“GM technology is very useful for us. The world is taking advantage of it. GM technology seeds should be reached to farmers so that their cost comes down,” said Rajendra Singh Paroda, former secretary, Department of Agricultural Research and Education and one of six-members of the Technical Expert Committee (TEC) advising the Supreme Court on GM crops. “Whether it is maize, soybean or canola (rapeseed or mustard) we need to give importance to them.”
Paroda made the remarks at a seminar in Delhi organized by the Indian Society of Seed Technology in the fourth week of January, on “food security through augmented seed supply under climate uncertainties.”
There is no pending application for approval of GM soybean or GM maize before the Genetic Engineering Appraisal Committee, but that of GM mustard has been awaiting its nod for more than a year. The GM mustard hybrid has been developed by a team of Delhi University scientists led by geneticist Deepak Pental. But it has missed the 2016 rabi planting season.
Paroda said the public and private sectors must build on each other’s strengths. The public sector is good at research in seeds but not in mass producing them. He recalled the days when hybrids of maize, bajra and jowar did not reach farmers in adequate quantities till the involvement of the private sector. “We took a policy decision that breeder seeds would be given to the private sector free, without any conditions.”

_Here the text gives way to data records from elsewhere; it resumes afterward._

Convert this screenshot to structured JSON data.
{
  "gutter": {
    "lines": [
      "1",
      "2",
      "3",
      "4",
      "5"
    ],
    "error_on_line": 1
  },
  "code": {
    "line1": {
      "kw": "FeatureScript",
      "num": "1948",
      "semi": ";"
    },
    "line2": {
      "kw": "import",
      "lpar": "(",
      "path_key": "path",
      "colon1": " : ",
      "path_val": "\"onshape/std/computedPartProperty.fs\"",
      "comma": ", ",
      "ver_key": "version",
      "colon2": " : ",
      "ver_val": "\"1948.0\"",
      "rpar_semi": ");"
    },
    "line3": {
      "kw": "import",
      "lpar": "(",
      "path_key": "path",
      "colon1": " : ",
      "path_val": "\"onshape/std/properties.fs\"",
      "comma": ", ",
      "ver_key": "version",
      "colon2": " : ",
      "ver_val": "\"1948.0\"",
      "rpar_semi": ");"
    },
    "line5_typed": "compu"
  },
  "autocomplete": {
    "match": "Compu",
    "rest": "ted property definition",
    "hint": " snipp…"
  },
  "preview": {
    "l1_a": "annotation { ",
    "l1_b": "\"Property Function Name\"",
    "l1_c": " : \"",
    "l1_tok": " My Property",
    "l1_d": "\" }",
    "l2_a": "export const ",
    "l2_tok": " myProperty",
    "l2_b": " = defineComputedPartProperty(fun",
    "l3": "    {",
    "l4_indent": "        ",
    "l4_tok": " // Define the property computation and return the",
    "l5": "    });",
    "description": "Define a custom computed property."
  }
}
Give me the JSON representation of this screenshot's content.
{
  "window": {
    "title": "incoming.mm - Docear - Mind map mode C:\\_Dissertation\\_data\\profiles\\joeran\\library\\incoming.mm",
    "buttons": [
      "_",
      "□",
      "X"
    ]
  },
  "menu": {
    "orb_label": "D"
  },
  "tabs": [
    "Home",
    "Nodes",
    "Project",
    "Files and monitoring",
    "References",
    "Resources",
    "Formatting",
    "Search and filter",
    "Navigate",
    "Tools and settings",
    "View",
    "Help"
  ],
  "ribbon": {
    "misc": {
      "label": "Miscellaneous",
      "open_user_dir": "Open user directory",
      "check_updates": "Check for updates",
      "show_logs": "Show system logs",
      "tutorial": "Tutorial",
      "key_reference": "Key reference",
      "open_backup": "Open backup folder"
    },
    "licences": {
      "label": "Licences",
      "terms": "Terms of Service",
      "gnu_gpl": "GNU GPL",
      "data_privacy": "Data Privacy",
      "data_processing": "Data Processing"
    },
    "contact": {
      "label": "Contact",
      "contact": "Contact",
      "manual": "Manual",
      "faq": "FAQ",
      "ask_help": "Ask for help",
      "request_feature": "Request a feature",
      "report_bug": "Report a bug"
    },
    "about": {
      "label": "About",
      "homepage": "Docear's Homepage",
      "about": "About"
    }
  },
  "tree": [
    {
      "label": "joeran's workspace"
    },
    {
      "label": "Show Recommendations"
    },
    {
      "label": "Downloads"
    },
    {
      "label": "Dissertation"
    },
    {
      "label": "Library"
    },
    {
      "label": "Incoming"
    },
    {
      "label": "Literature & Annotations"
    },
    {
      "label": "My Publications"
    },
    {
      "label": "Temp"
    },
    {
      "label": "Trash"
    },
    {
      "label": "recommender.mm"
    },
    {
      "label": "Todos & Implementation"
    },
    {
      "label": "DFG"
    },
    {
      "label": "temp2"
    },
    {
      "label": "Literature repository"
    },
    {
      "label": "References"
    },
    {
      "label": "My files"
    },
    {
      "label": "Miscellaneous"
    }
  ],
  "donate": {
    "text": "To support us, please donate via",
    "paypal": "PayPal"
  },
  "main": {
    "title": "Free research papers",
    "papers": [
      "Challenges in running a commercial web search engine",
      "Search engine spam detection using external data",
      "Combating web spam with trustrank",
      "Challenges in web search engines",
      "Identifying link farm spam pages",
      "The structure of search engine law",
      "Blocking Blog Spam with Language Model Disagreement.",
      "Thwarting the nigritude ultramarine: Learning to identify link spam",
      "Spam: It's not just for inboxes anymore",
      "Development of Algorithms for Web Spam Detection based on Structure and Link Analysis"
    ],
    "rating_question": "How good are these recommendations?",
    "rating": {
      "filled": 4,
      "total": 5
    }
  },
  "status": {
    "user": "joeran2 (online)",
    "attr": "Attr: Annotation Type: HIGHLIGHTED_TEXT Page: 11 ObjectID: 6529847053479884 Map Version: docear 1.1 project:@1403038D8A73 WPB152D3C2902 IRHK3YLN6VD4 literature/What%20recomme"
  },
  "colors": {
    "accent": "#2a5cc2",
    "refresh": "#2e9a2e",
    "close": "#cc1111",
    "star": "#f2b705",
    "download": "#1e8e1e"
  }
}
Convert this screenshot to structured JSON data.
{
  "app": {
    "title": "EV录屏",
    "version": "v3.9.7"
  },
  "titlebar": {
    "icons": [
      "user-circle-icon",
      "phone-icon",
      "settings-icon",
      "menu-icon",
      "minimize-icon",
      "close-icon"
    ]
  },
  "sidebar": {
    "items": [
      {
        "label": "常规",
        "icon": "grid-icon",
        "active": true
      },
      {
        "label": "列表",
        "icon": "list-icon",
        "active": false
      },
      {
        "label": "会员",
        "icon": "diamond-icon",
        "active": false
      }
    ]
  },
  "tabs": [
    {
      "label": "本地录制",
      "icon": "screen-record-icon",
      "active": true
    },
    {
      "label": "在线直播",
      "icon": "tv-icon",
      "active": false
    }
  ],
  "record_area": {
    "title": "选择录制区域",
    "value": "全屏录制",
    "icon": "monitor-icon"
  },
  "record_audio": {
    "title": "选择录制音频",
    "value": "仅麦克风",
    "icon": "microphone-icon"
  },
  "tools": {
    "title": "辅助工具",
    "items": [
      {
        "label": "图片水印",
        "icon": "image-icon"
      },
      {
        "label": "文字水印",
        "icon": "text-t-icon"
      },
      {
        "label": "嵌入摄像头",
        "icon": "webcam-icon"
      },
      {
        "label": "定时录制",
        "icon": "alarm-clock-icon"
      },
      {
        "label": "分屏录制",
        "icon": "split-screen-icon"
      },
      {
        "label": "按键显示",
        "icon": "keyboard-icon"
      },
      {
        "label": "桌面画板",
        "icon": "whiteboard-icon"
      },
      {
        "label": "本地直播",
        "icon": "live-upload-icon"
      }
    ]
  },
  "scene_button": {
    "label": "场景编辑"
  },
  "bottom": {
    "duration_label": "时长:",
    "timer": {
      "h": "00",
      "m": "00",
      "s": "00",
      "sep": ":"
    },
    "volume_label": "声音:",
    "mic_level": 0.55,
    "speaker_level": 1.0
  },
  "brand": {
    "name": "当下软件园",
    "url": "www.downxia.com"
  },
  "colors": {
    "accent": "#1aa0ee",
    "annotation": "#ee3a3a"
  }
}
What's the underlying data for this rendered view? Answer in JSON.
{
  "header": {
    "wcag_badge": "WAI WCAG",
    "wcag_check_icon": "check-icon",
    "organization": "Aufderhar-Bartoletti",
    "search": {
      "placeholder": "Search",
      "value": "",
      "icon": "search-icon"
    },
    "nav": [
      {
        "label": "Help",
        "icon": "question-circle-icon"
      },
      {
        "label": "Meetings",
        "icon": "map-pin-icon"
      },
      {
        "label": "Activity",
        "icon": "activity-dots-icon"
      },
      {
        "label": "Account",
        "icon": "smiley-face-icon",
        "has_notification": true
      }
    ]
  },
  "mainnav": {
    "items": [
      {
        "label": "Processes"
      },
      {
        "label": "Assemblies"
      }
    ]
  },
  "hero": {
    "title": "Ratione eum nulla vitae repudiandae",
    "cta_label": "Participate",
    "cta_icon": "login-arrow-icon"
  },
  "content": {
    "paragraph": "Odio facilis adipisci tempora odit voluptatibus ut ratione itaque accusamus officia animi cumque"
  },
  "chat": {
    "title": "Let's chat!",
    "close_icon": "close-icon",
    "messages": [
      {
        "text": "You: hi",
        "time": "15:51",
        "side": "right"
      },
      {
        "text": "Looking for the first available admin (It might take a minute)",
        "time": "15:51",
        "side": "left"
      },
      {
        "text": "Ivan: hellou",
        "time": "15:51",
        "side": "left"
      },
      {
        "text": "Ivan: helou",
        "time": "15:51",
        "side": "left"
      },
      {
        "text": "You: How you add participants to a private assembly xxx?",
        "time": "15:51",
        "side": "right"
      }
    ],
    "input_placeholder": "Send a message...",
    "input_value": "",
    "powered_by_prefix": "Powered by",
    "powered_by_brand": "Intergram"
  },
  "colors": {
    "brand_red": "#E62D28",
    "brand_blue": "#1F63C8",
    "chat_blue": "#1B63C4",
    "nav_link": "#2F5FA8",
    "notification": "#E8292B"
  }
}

Paroda referred to the National Seed Project or the All India Coordinated Research Project on Seed in 1979-80 with 14 seed technology research centres and an equal number of breed seed production centres. He said there should be research in seed planning and a five-year rolling plan. Farmers should be involved in seed production.
Paroda said the National Gene Bank with 400,000 accretions would not serve its purpose if it held on to germplasm (genetic material collected for breeding) and did not share it with the private sector. It has not been doing so for about eight years, Paroda said, despite India signing the Food and Agricultural Organisation’s Standard Material Transfer Agreement. He said there could be reservations about sharing the material with foreign corporations, but why should Indian companies be shunned?
The public sector’s share in hybrid seeds was marginal. In vegetables, all the research is being done by the private sector. Paroda wanted the subsidy on seeds supplied by the public sector to be extended to those sold by the private sector as well.
India needs better seed accreditation laboratories and the private sector should be allowed to set them up, Paroda said. India must also push the use of hybrid seeds. Single-cross hybrids have doubled maize production in the past ten years. But there is no data about how much maize area they cover. It is estimated that they cover half the area. For the other half to be quickly covered, the private sector must be incentivised, he said.
Paroda also called for the promotion of rice hybrids. In China, 18 million hectares of 33 million ha under rice is planted with hybrids. These yield one tonne more per hectare. India has 44 million ha under rice, but only 2 million ha is planted with hybrids.
Paroda said quality seeds were important to achieve the goal of doubling farmers’ incomes by 2022. Studies have shown that good seeds reduce risk by 20 percent. He called upon Minister of State for Agriculture, Parshottam Rupala to get the seeds bill of 2004 enacted. For his part, Rupala, who inaugurated the event, sought a list of actionable points. He said as agriculture minister of Gujarat he had supported the cultivation of Bt cotton in 2002, despite being vilified as an agent of multinational corporations. Developers of GM mustard will be hoping he will play as supportive a role.
(Top photo of R S Paroda by Vivian Fernandes)